What is needed -> Produce one exact copy of the records, no pictures.

Supplied data ->
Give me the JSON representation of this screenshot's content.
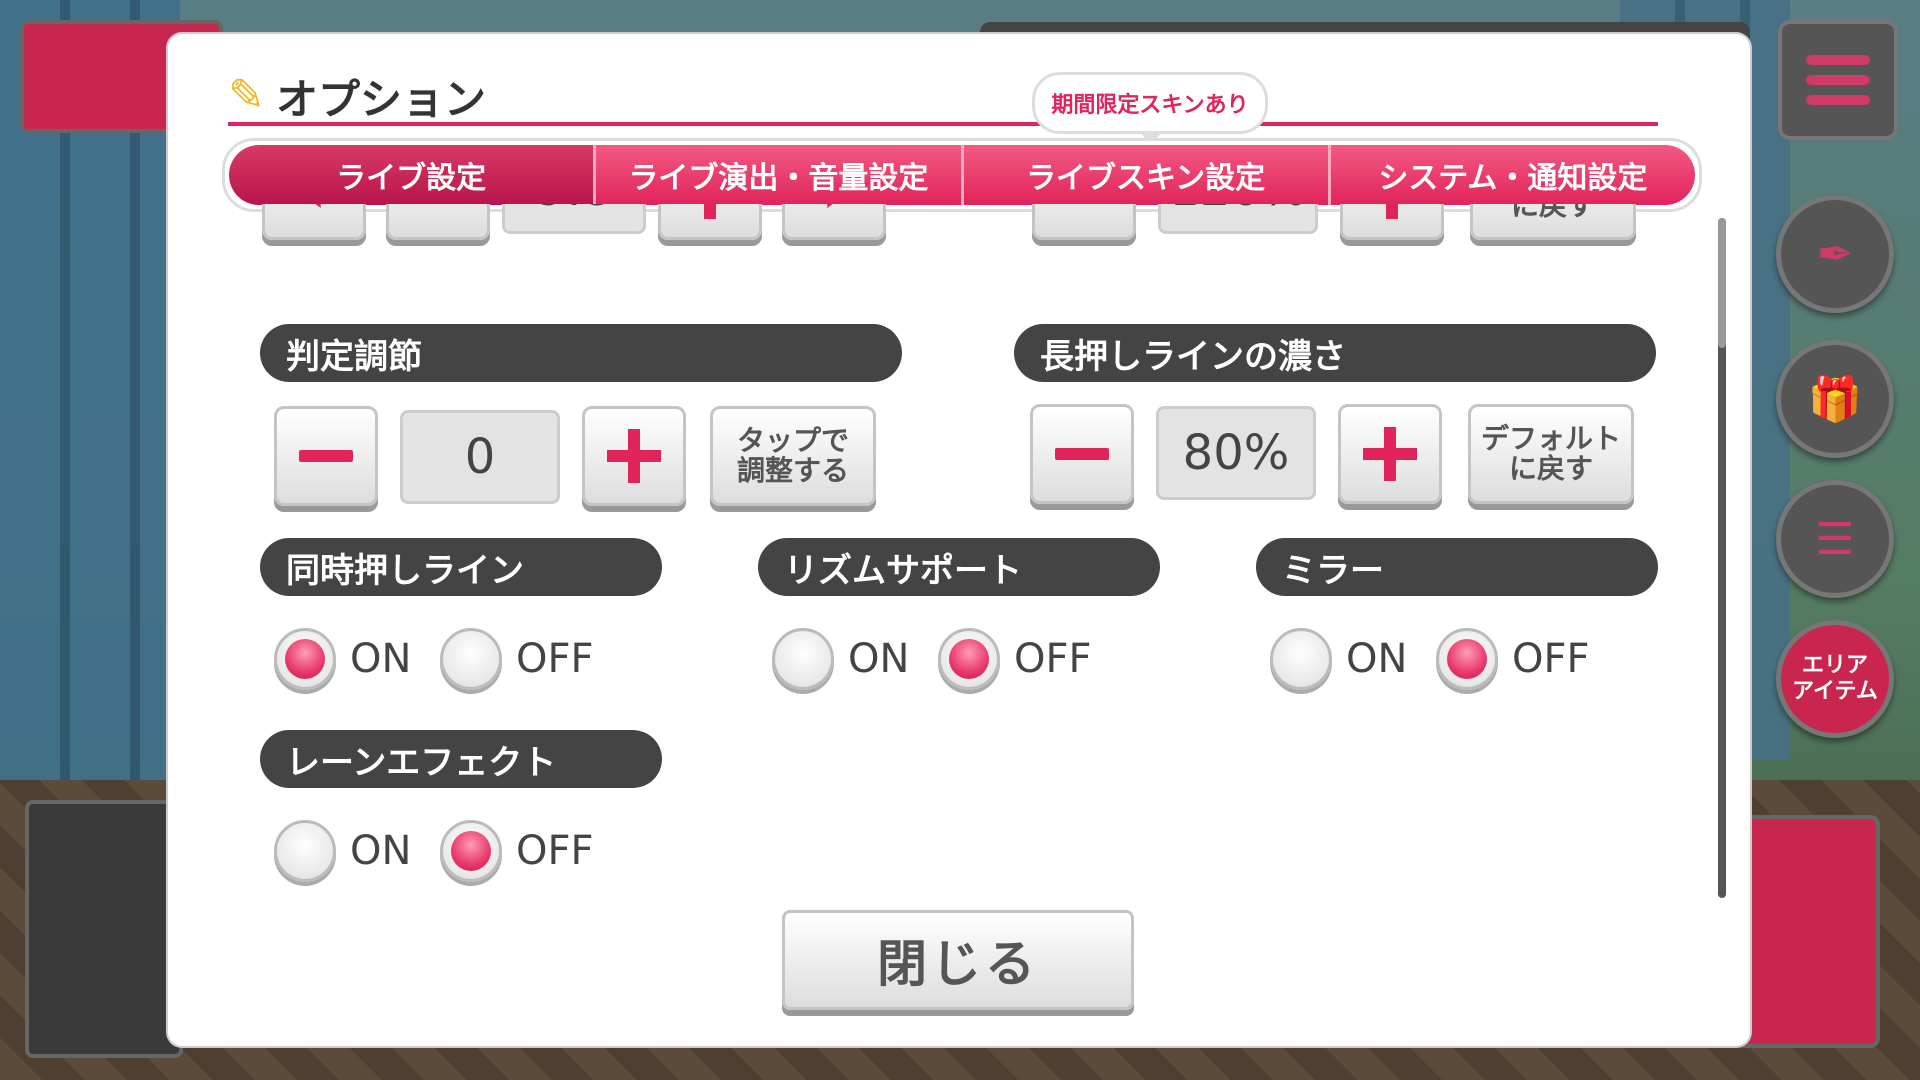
{
  "dialog": {
    "title": "オプション",
    "tooltip": "期間限定スキンあり",
    "tabs": [
      "ライブ設定",
      "ライブ演出・音量設定",
      "ライブスキン設定",
      "システム・通知設定"
    ],
    "active_tab": "ライブ設定",
    "partial_row": {
      "left_value": "9.8",
      "right_value": "120%",
      "right_reset": "に戻す"
    },
    "judgment": {
      "label": "判定調節",
      "value": "0",
      "tap_button": [
        "タップで",
        "調整する"
      ]
    },
    "hold_line": {
      "label": "長押しラインの濃さ",
      "value": "80%",
      "reset_button": [
        "デフォルト",
        "に戻す"
      ]
    },
    "simultaneous": {
      "label": "同時押しライン",
      "on": "ON",
      "off": "OFF",
      "selected": "ON"
    },
    "rhythm_support": {
      "label": "リズムサポート",
      "on": "ON",
      "off": "OFF",
      "selected": "OFF"
    },
    "mirror": {
      "label": "ミラー",
      "on": "ON",
      "off": "OFF",
      "selected": "OFF"
    },
    "lane_effect": {
      "label": "レーンエフェクト",
      "on": "ON",
      "off": "OFF",
      "selected": "OFF"
    },
    "close": "閉じる"
  },
  "background": {
    "area_item": [
      "エリア",
      "アイテム"
    ],
    "accent_color": "#e0245c"
  }
}
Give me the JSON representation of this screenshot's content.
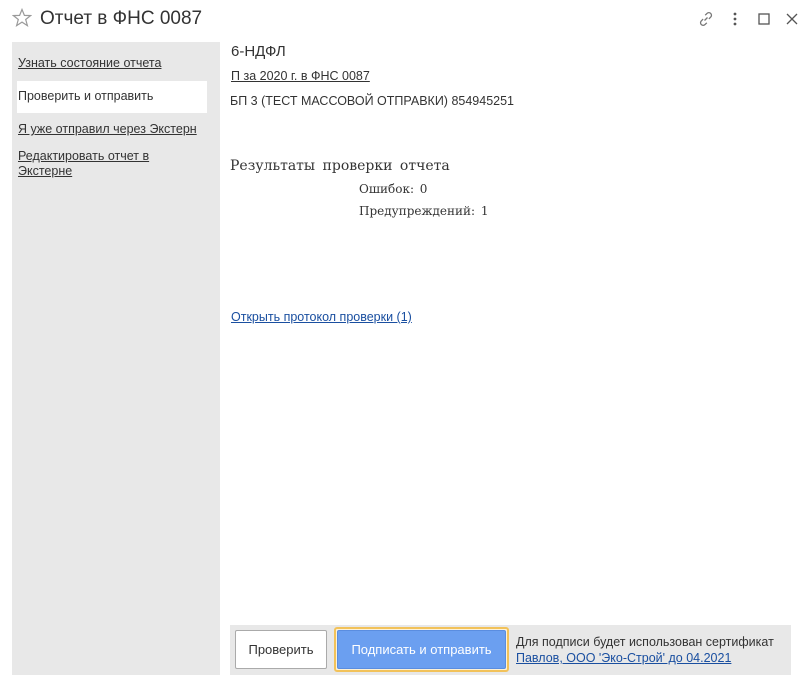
{
  "window": {
    "title": "Отчет в ФНС 0087",
    "icons": [
      "star-icon",
      "link-icon",
      "more-icon",
      "maximize-icon",
      "close-icon"
    ]
  },
  "sidebar": {
    "items": [
      {
        "label": "Узнать состояние отчета",
        "active": false
      },
      {
        "label": "Проверить и отправить",
        "active": true
      },
      {
        "label": "Я уже отправил через Экстерн",
        "active": false
      },
      {
        "label": "Редактировать отчет в Экстерне",
        "active": false
      }
    ]
  },
  "report": {
    "form_name": "6-НДФЛ",
    "period_link": "П за 2020 г. в ФНС 0087",
    "organization": "БП 3 (ТЕСТ МАССОВОЙ ОТПРАВКИ) 854945251"
  },
  "results": {
    "title": "Результаты проверки отчета",
    "errors_line": "Ошибок: 0",
    "warnings_line": "Предупреждений: 1",
    "protocol_link": "Открыть протокол проверки (1)"
  },
  "footer": {
    "check_button": "Проверить",
    "sign_send_button": "Подписать и отправить",
    "cert_text": "Для подписи будет использован сертификат",
    "cert_link": "Павлов, ООО 'Эко-Строй' до 04.2021"
  },
  "colors": {
    "accent": "#6b9ff0",
    "accent_focus": "#f2c25a",
    "link": "#1a4fa0",
    "panel": "#e8e8e8"
  }
}
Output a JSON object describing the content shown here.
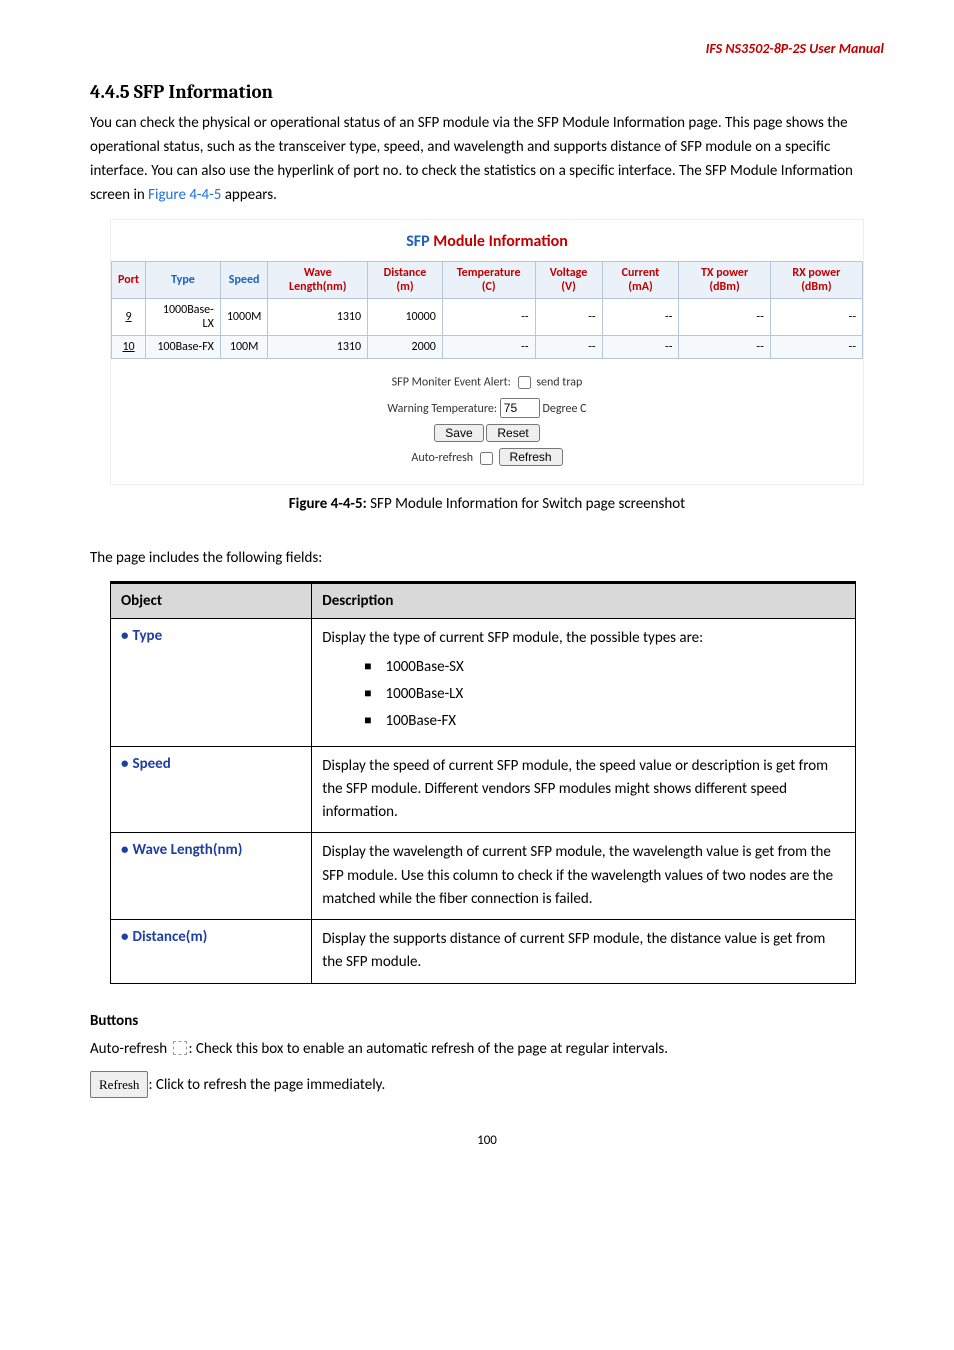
{
  "header": {
    "manual_title": "IFS  NS3502-8P-2S  User Manual"
  },
  "section": {
    "number": "4.4.5",
    "title": "SFP Information",
    "intro_pre": "You can check the physical or operational status of an SFP module via the SFP Module Information page. This page shows the operational status, such as the transceiver type, speed, and wavelength and supports distance of SFP module on a specific interface. You can also use the hyperlink of port no. to check the statistics on a specific interface. The SFP Module Information screen in ",
    "intro_ref": "Figure 4-4-5",
    "intro_post": " appears."
  },
  "panel": {
    "title_blue": "SFP",
    "title_red": " Module Information",
    "cols": {
      "port": "Port",
      "type": "Type",
      "speed": "Speed",
      "wave": "Wave Length(nm)",
      "dist": "Distance (m)",
      "temp": "Temperature (C)",
      "volt": "Voltage (V)",
      "curr": "Current (mA)",
      "txp": "TX power (dBm)",
      "rxp": "RX power (dBm)"
    },
    "rows": [
      {
        "port": "9",
        "type": "1000Base-LX",
        "speed": "1000M",
        "wave": "1310",
        "dist": "10000",
        "temp": "--",
        "volt": "--",
        "curr": "--",
        "txp": "--",
        "rxp": "--"
      },
      {
        "port": "10",
        "type": "100Base-FX",
        "speed": "100M",
        "wave": "1310",
        "dist": "2000",
        "temp": "--",
        "volt": "--",
        "curr": "--",
        "txp": "--",
        "rxp": "--"
      }
    ],
    "alert_label": "SFP Moniter Event Alert:",
    "alert_send_trap": "send trap",
    "warning_label": "Warning Temperature:",
    "warning_value": "75",
    "degree_c": "Degree C",
    "save": "Save",
    "reset": "Reset",
    "auto_refresh": "Auto-refresh",
    "refresh": "Refresh"
  },
  "fig_caption": {
    "strong": "Figure 4-4-5:",
    "rest": " SFP Module Information for Switch page screenshot"
  },
  "fields_intro": "The page includes the following fields:",
  "fields_table": {
    "head": {
      "object": "Object",
      "desc": "Description"
    },
    "rows": [
      {
        "obj": "Type",
        "desc_main": "Display the type of current SFP module, the possible types are:",
        "list": [
          "1000Base-SX",
          "1000Base-LX",
          "100Base-FX"
        ]
      },
      {
        "obj": "Speed",
        "desc_main": "Display the speed of current SFP module, the speed value or description is get from the SFP module. Different vendors SFP modules might shows different speed information."
      },
      {
        "obj": "Wave Length(nm)",
        "desc_main": "Display the wavelength of current SFP module, the wavelength value is get from the SFP module. Use this column to check if the wavelength values of two nodes are the matched while the fiber connection is failed."
      },
      {
        "obj": "Distance(m)",
        "desc_main": "Display the supports distance of current SFP module, the distance value is get from the SFP module."
      }
    ]
  },
  "buttons_h": "Buttons",
  "buttons_line1_pre": "Auto-refresh  ",
  "buttons_line1_post": ": Check this box to enable an automatic refresh of the page at regular intervals.",
  "buttons_refresh_label": "Refresh",
  "buttons_line2_post": ": Click to refresh the page immediately.",
  "page_num": "100"
}
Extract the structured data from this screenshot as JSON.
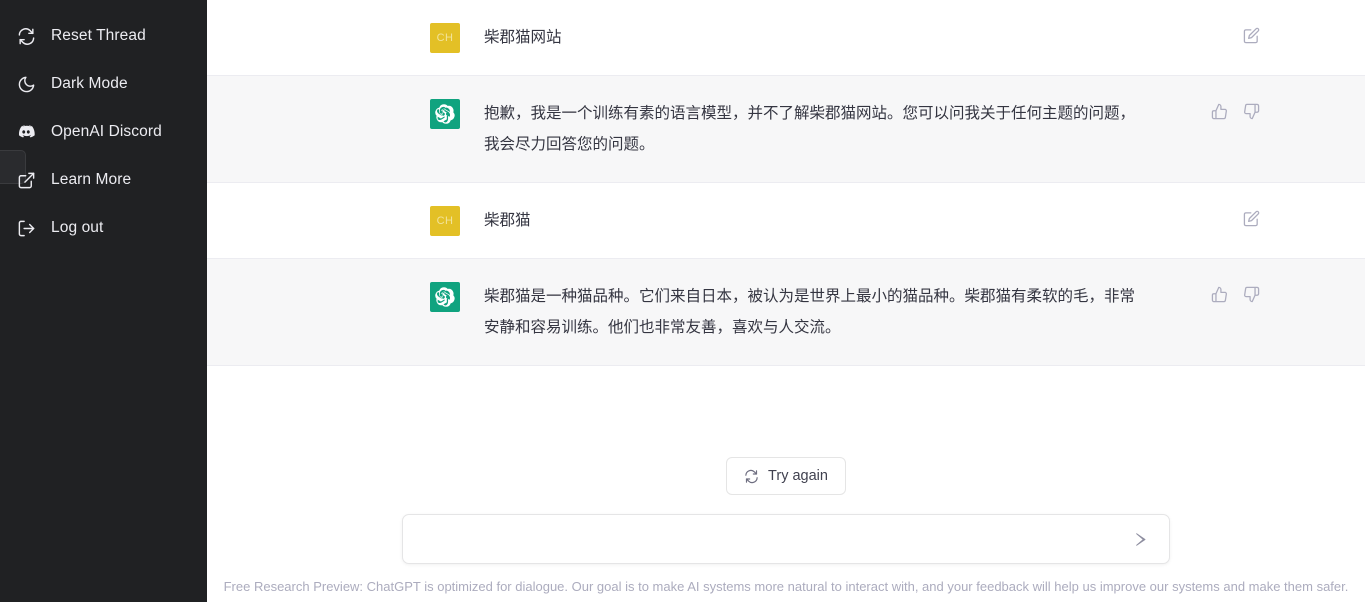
{
  "sidebar": {
    "items": [
      {
        "label": "Reset Thread",
        "icon": "reset-thread-icon"
      },
      {
        "label": "Dark Mode",
        "icon": "moon-icon"
      },
      {
        "label": "OpenAI Discord",
        "icon": "discord-icon"
      },
      {
        "label": "Learn More",
        "icon": "external-link-icon"
      },
      {
        "label": "Log out",
        "icon": "logout-icon"
      }
    ],
    "background_color": "#202123",
    "text_color": "#ececf1"
  },
  "conversation": {
    "messages": [
      {
        "role": "user",
        "avatar_initials": "CH",
        "avatar_color": "#e3c026",
        "text": "柴郡猫网站",
        "actions": [
          "edit-icon"
        ]
      },
      {
        "role": "assistant",
        "avatar_color": "#10a37f",
        "text": "抱歉，我是一个训练有素的语言模型，并不了解柴郡猫网站。您可以问我关于任何主题的问题，我会尽力回答您的问题。",
        "actions": [
          "thumbs-up-icon",
          "thumbs-down-icon"
        ]
      },
      {
        "role": "user",
        "avatar_initials": "CH",
        "avatar_color": "#e3c026",
        "text": "柴郡猫",
        "actions": [
          "edit-icon"
        ]
      },
      {
        "role": "assistant",
        "avatar_color": "#10a37f",
        "text": "柴郡猫是一种猫品种。它们来自日本，被认为是世界上最小的猫品种。柴郡猫有柔软的毛，非常安静和容易训练。他们也非常友善，喜欢与人交流。",
        "actions": [
          "thumbs-up-icon",
          "thumbs-down-icon"
        ]
      }
    ]
  },
  "composer": {
    "try_again_label": "Try again",
    "input_value": "",
    "input_placeholder": "",
    "send_icon": "send-arrow-icon"
  },
  "footer": {
    "note": "Free Research Preview: ChatGPT is optimized for dialogue. Our goal is to make AI systems more natural to interact with, and your feedback will help us improve our systems and make them safer."
  }
}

Answer space ->
Give me the JSON representation of this screenshot's content.
{
  "dialog": {
    "title": "オプション",
    "tooltip": "期間限定スキンあり",
    "tabs": [
      "ライブ設定",
      "ライブ演出・音量設定",
      "ライブスキン設定",
      "システム・通知設定"
    ],
    "active_tab": "ライブ設定",
    "partial_row": {
      "left_value": "9.8",
      "right_value": "120%",
      "right_reset": "に戻す"
    },
    "judgment": {
      "label": "判定調節",
      "value": "0",
      "tap_button": [
        "タップで",
        "調整する"
      ]
    },
    "hold_line": {
      "label": "長押しラインの濃さ",
      "value": "80%",
      "reset_button": [
        "デフォルト",
        "に戻す"
      ]
    },
    "simultaneous": {
      "label": "同時押しライン",
      "on": "ON",
      "off": "OFF",
      "selected": "ON"
    },
    "rhythm_support": {
      "label": "リズムサポート",
      "on": "ON",
      "off": "OFF",
      "selected": "OFF"
    },
    "mirror": {
      "label": "ミラー",
      "on": "ON",
      "off": "OFF",
      "selected": "OFF"
    },
    "lane_effect": {
      "label": "レーンエフェクト",
      "on": "ON",
      "off": "OFF",
      "selected": "OFF"
    },
    "close": "閉じる"
  },
  "background": {
    "area_item": [
      "エリア",
      "アイテム"
    ],
    "accent_color": "#e0245c"
  }
}
Give me the JSON representation of this screenshot's content.
{
  "window": {
    "title": "Отчет в ФНС 0087",
    "icons": [
      "star-icon",
      "link-icon",
      "more-icon",
      "maximize-icon",
      "close-icon"
    ]
  },
  "sidebar": {
    "items": [
      {
        "label": "Узнать состояние отчета",
        "active": false
      },
      {
        "label": "Проверить и отправить",
        "active": true
      },
      {
        "label": "Я уже отправил через Экстерн",
        "active": false
      },
      {
        "label": "Редактировать отчет в Экстерне",
        "active": false
      }
    ]
  },
  "report": {
    "form_name": "6-НДФЛ",
    "period_link": "П за 2020 г. в ФНС 0087",
    "organization": "БП 3 (ТЕСТ МАССОВОЙ ОТПРАВКИ) 854945251"
  },
  "results": {
    "title": "Результаты проверки отчета",
    "errors_line": "Ошибок: 0",
    "warnings_line": "Предупреждений: 1",
    "protocol_link": "Открыть протокол проверки (1)"
  },
  "footer": {
    "check_button": "Проверить",
    "sign_send_button": "Подписать и отправить",
    "cert_text": "Для подписи будет использован сертификат",
    "cert_link": "Павлов, ООО 'Эко-Строй' до 04.2021"
  },
  "colors": {
    "accent": "#6b9ff0",
    "accent_focus": "#f2c25a",
    "link": "#1a4fa0",
    "panel": "#e8e8e8"
  }
}
Output a JSON object describing the content shown here.
{
  "header": {
    "manual_title": "IFS  NS3502-8P-2S  User Manual"
  },
  "section": {
    "number": "4.4.5",
    "title": "SFP Information",
    "intro_pre": "You can check the physical or operational status of an SFP module via the SFP Module Information page. This page shows the operational status, such as the transceiver type, speed, and wavelength and supports distance of SFP module on a specific interface. You can also use the hyperlink of port no. to check the statistics on a specific interface. The SFP Module Information screen in ",
    "intro_ref": "Figure 4-4-5",
    "intro_post": " appears."
  },
  "panel": {
    "title_blue": "SFP",
    "title_red": " Module Information",
    "cols": {
      "port": "Port",
      "type": "Type",
      "speed": "Speed",
      "wave": "Wave Length(nm)",
      "dist": "Distance (m)",
      "temp": "Temperature (C)",
      "volt": "Voltage (V)",
      "curr": "Current (mA)",
      "txp": "TX power (dBm)",
      "rxp": "RX power (dBm)"
    },
    "rows": [
      {
        "port": "9",
        "type": "1000Base-LX",
        "speed": "1000M",
        "wave": "1310",
        "dist": "10000",
        "temp": "--",
        "volt": "--",
        "curr": "--",
        "txp": "--",
        "rxp": "--"
      },
      {
        "port": "10",
        "type": "100Base-FX",
        "speed": "100M",
        "wave": "1310",
        "dist": "2000",
        "temp": "--",
        "volt": "--",
        "curr": "--",
        "txp": "--",
        "rxp": "--"
      }
    ],
    "alert_label": "SFP Moniter Event Alert:",
    "alert_send_trap": "send trap",
    "warning_label": "Warning Temperature:",
    "warning_value": "75",
    "degree_c": "Degree C",
    "save": "Save",
    "reset": "Reset",
    "auto_refresh": "Auto-refresh",
    "refresh": "Refresh"
  },
  "fig_caption": {
    "strong": "Figure 4-4-5:",
    "rest": " SFP Module Information for Switch page screenshot"
  },
  "fields_intro": "The page includes the following fields:",
  "fields_table": {
    "head": {
      "object": "Object",
      "desc": "Description"
    },
    "rows": [
      {
        "obj": "Type",
        "desc_main": "Display the type of current SFP module, the possible types are:",
        "list": [
          "1000Base-SX",
          "1000Base-LX",
          "100Base-FX"
        ]
      },
      {
        "obj": "Speed",
        "desc_main": "Display the speed of current SFP module, the speed value or description is get from the SFP module. Different vendors SFP modules might shows different speed information."
      },
      {
        "obj": "Wave Length(nm)",
        "desc_main": "Display the wavelength of current SFP module, the wavelength value is get from the SFP module. Use this column to check if the wavelength values of two nodes are the matched while the fiber connection is failed."
      },
      {
        "obj": "Distance(m)",
        "desc_main": "Display the supports distance of current SFP module, the distance value is get from the SFP module."
      }
    ]
  },
  "buttons_h": "Buttons",
  "buttons_line1_pre": "Auto-refresh  ",
  "buttons_line1_post": ": Check this box to enable an automatic refresh of the page at regular intervals.",
  "buttons_refresh_label": "Refresh",
  "buttons_line2_post": ": Click to refresh the page immediately.",
  "page_num": "100"
}
Extract the structured data from this screenshot as JSON.
{
  "sidebar": {
    "items": [
      {
        "label": "Reset Thread",
        "icon": "reset-thread-icon"
      },
      {
        "label": "Dark Mode",
        "icon": "moon-icon"
      },
      {
        "label": "OpenAI Discord",
        "icon": "discord-icon"
      },
      {
        "label": "Learn More",
        "icon": "external-link-icon"
      },
      {
        "label": "Log out",
        "icon": "logout-icon"
      }
    ],
    "background_color": "#202123",
    "text_color": "#ececf1"
  },
  "conversation": {
    "messages": [
      {
        "role": "user",
        "avatar_initials": "CH",
        "avatar_color": "#e3c026",
        "text": "柴郡猫网站",
        "actions": [
          "edit-icon"
        ]
      },
      {
        "role": "assistant",
        "avatar_color": "#10a37f",
        "text": "抱歉，我是一个训练有素的语言模型，并不了解柴郡猫网站。您可以问我关于任何主题的问题，我会尽力回答您的问题。",
        "actions": [
          "thumbs-up-icon",
          "thumbs-down-icon"
        ]
      },
      {
        "role": "user",
        "avatar_initials": "CH",
        "avatar_color": "#e3c026",
        "text": "柴郡猫",
        "actions": [
          "edit-icon"
        ]
      },
      {
        "role": "assistant",
        "avatar_color": "#10a37f",
        "text": "柴郡猫是一种猫品种。它们来自日本，被认为是世界上最小的猫品种。柴郡猫有柔软的毛，非常安静和容易训练。他们也非常友善，喜欢与人交流。",
        "actions": [
          "thumbs-up-icon",
          "thumbs-down-icon"
        ]
      }
    ]
  },
  "composer": {
    "try_again_label": "Try again",
    "input_value": "",
    "input_placeholder": "",
    "send_icon": "send-arrow-icon"
  },
  "footer": {
    "note": "Free Research Preview: ChatGPT is optimized for dialogue. Our goal is to make AI systems more natural to interact with, and your feedback will help us improve our systems and make them safer."
  }
}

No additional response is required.